Yumiko Nishimoto, 58, the head of a nonprofit organization who evacuated to Iwaki, said: “The town government office is still in Iwaki. In Hironomachi, there have been many burglaries and security conditions have not recovered. The zone can’t be dissolved as long as decontamination hasn’t been completed.”
A 34-year-old homemaker who evacuated to a hot spring facility in Iwaki with her two primary school-age children said: “I’m mostly afraid of radiation. Unless safety is guaranteed, we can’t go home even if we want to.”
Some residents in Minami-Soma said they were also unsure about the decision to dissolve the zone.

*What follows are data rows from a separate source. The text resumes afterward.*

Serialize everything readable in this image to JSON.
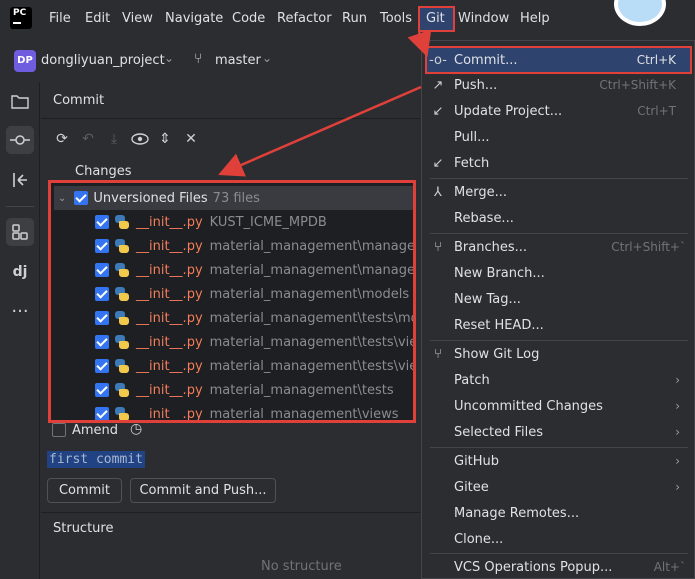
{
  "menubar": {
    "logo_text": "PC",
    "items": [
      "File",
      "Edit",
      "View",
      "Navigate",
      "Code",
      "Refactor",
      "Run",
      "Tools",
      "Git",
      "Window",
      "Help"
    ]
  },
  "project": {
    "badge": "DP",
    "name": "dongliyuan_project",
    "branch": "master"
  },
  "commit_panel": {
    "title": "Commit",
    "changes_label": "Changes",
    "group_label": "Unversioned Files",
    "group_count": "73 files",
    "files": [
      {
        "name": "__init__.py",
        "path": "KUST_ICME_MPDB"
      },
      {
        "name": "__init__.py",
        "path": "material_management\\management"
      },
      {
        "name": "__init__.py",
        "path": "material_management\\management"
      },
      {
        "name": "__init__.py",
        "path": "material_management\\models"
      },
      {
        "name": "__init__.py",
        "path": "material_management\\tests\\models"
      },
      {
        "name": "__init__.py",
        "path": "material_management\\tests\\views"
      },
      {
        "name": "__init__.py",
        "path": "material_management\\tests\\views"
      },
      {
        "name": "__init__.py",
        "path": "material_management\\tests"
      },
      {
        "name": "__init__.py",
        "path": "material_management\\views"
      }
    ],
    "amend_label": "Amend",
    "message": "first commit",
    "commit_button": "Commit",
    "commit_push_button": "Commit and Push...",
    "structure_title": "Structure",
    "structure_empty": "No structure"
  },
  "git_menu": {
    "items": [
      {
        "label": "Commit...",
        "shortcut": "Ctrl+K",
        "icon": "commit-icon"
      },
      {
        "label": "Push...",
        "shortcut": "Ctrl+Shift+K",
        "icon": "push-arrow-icon"
      },
      {
        "label": "Update Project...",
        "shortcut": "Ctrl+T",
        "icon": "update-arrow-icon"
      },
      {
        "label": "Pull...",
        "shortcut": ""
      },
      {
        "label": "Fetch",
        "shortcut": "",
        "icon": "fetch-icon"
      },
      {
        "label": "Merge...",
        "shortcut": "",
        "icon": "merge-icon"
      },
      {
        "label": "Rebase...",
        "shortcut": ""
      },
      {
        "label": "Branches...",
        "shortcut": "Ctrl+Shift+`",
        "icon": "branch-icon"
      },
      {
        "label": "New Branch...",
        "shortcut": ""
      },
      {
        "label": "New Tag...",
        "shortcut": ""
      },
      {
        "label": "Reset HEAD...",
        "shortcut": ""
      },
      {
        "label": "Show Git Log",
        "shortcut": "",
        "icon": "git-log-icon"
      },
      {
        "label": "Patch",
        "shortcut": "",
        "submenu": true
      },
      {
        "label": "Uncommitted Changes",
        "shortcut": "",
        "submenu": true
      },
      {
        "label": "Selected Files",
        "shortcut": "",
        "submenu": true
      },
      {
        "label": "GitHub",
        "shortcut": "",
        "submenu": true
      },
      {
        "label": "Gitee",
        "shortcut": "",
        "submenu": true
      },
      {
        "label": "Manage Remotes...",
        "shortcut": ""
      },
      {
        "label": "Clone...",
        "shortcut": ""
      },
      {
        "label": "VCS Operations Popup...",
        "shortcut": "Alt+`"
      }
    ]
  },
  "colors": {
    "highlight_border": "#e0403a",
    "selected_menu_bg": "#2e436e",
    "accent": "#3574f0"
  }
}
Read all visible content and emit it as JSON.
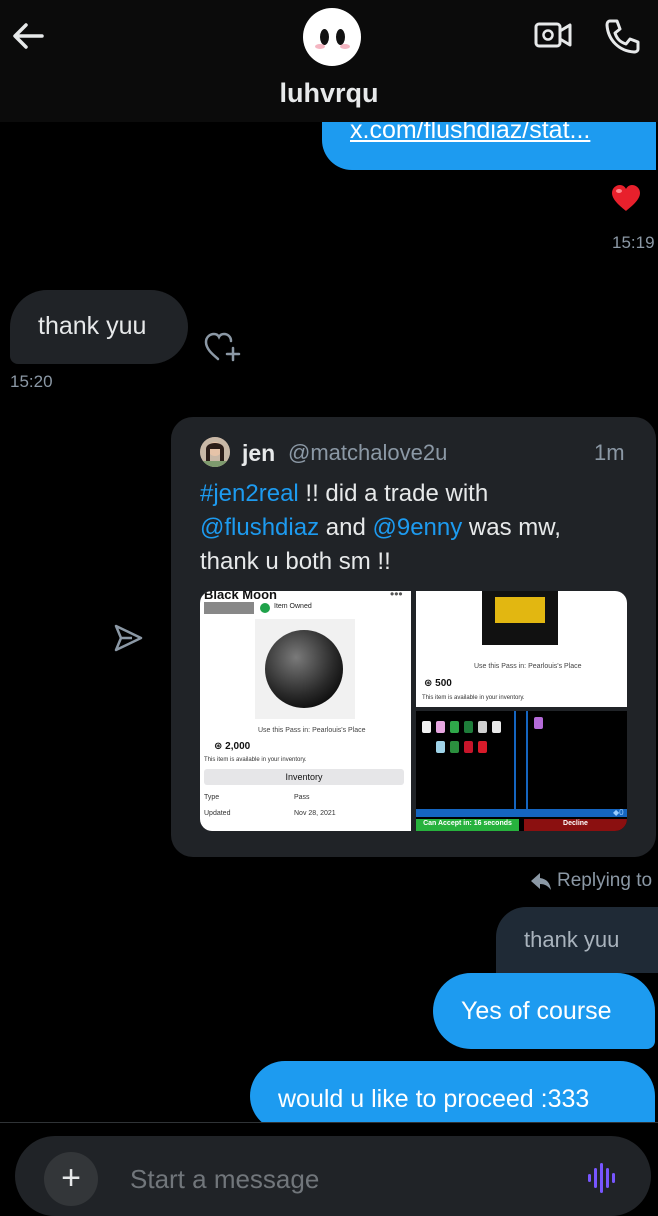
{
  "colors": {
    "accent": "#1d9bf0",
    "background": "#000000",
    "bubble_in": "#202327"
  },
  "header": {
    "username": "luhvrqu",
    "icons": [
      "back-arrow-icon",
      "video-call-icon",
      "phone-call-icon"
    ]
  },
  "messages": {
    "link_text": "x.com/flushdiaz/stat...",
    "reaction_emoji": "❤️",
    "time_1": "15:19",
    "incoming_text": "thank yuu",
    "time_2": "15:20"
  },
  "tweet": {
    "name": "jen",
    "handle": "@matchalove2u",
    "time": "1m",
    "line1_tag": "#jen2real",
    "line1_rest": " !! did a trade with",
    "line2_mention": "@flushdiaz",
    "line2_and": " and ",
    "line2_mention2": "@9enny",
    "line2_rest": " was mw,",
    "line3": "thank u both sm !!",
    "image1": {
      "title": "Black Moon",
      "owned": "Item Owned",
      "use_pass": "Use this Pass in: Pearlouis's Place",
      "price": "2,000",
      "available": "This item is available in your inventory.",
      "inventory_button": "Inventory",
      "type_label": "Type",
      "type_value": "Pass",
      "updated_label": "Updated",
      "updated_value": "Nov 28, 2021"
    },
    "image2": {
      "use_pass": "Use this Pass in: Pearlouis's Place",
      "price": "500",
      "available": "This item is available in your inventory."
    },
    "image3": {
      "accept": "Can Accept in: 16 seconds",
      "decline": "Decline",
      "count": "0"
    }
  },
  "reply": {
    "replying_label": "Replying to",
    "quoted_text": "thank yuu",
    "reply_1": "Yes of course",
    "reply_2": "would u like to proceed :333"
  },
  "composer": {
    "plus_label": "+",
    "placeholder": "Start a message"
  }
}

Yoshioki Fukano, 72, said his home is in a hot spot–a specific location where voluntary evacuation is recommended due to high radiation levels–in the Haramachi district of Minami-Soma.
“The emergency evacuation preparation zone will be dissolved, but my house is in a place where evacuation is recommended. I don’t know if the city is really safe,” he said.
Rebuilding plans due in Sept.
The Yomiuri Shimbun
Five municipal governments in the emergency evacuation preparation zone will draft reconstruction plans by early September, including when schools, hospitals and other public facilities will resume operations, according to the central government’s Nuclear Emergency Response Headquarters.
The five municipalities are Minami-Soma, Tamura, Hironomachi, Narahamachi and Kawauchimura, all in Fukushima Prefecture. They are outside the no-entry zone established within a 20-kilometer radius of the Fukushima No. 1 nuclear power plant.
Residents have been urged to prepare to evacuate, or stay inside, in the event of an emergency and to evacuate children and others who need special care.
Immediately after the municipal governments submit their plans, the government will dissolve the emergency evacuation preparation zone and allow evacuees to return home.
“Evacuation is difficult, but returning home from evacuation sites may be harder in some ways. I want concerned ministries and agencies to cooperate solidly,” Prime Minister Naoto Kan said at a Nuclear Emergency Response Headquarters meeting Tuesday.
The headquarters also decided to allow people from Futabamachi and Okumamachi, whose homes are located within three kilometers of the nuclear plant, to return for short visits as early as the end of this month.
In addition, the government decided to draft a basic guideline for decontamination of radioactive materials by the end of this month, to ease residents’ fears in areas where radiation pollution has spread.
Akihiro Kitaide / Yomiuri Shimbun Staff Writer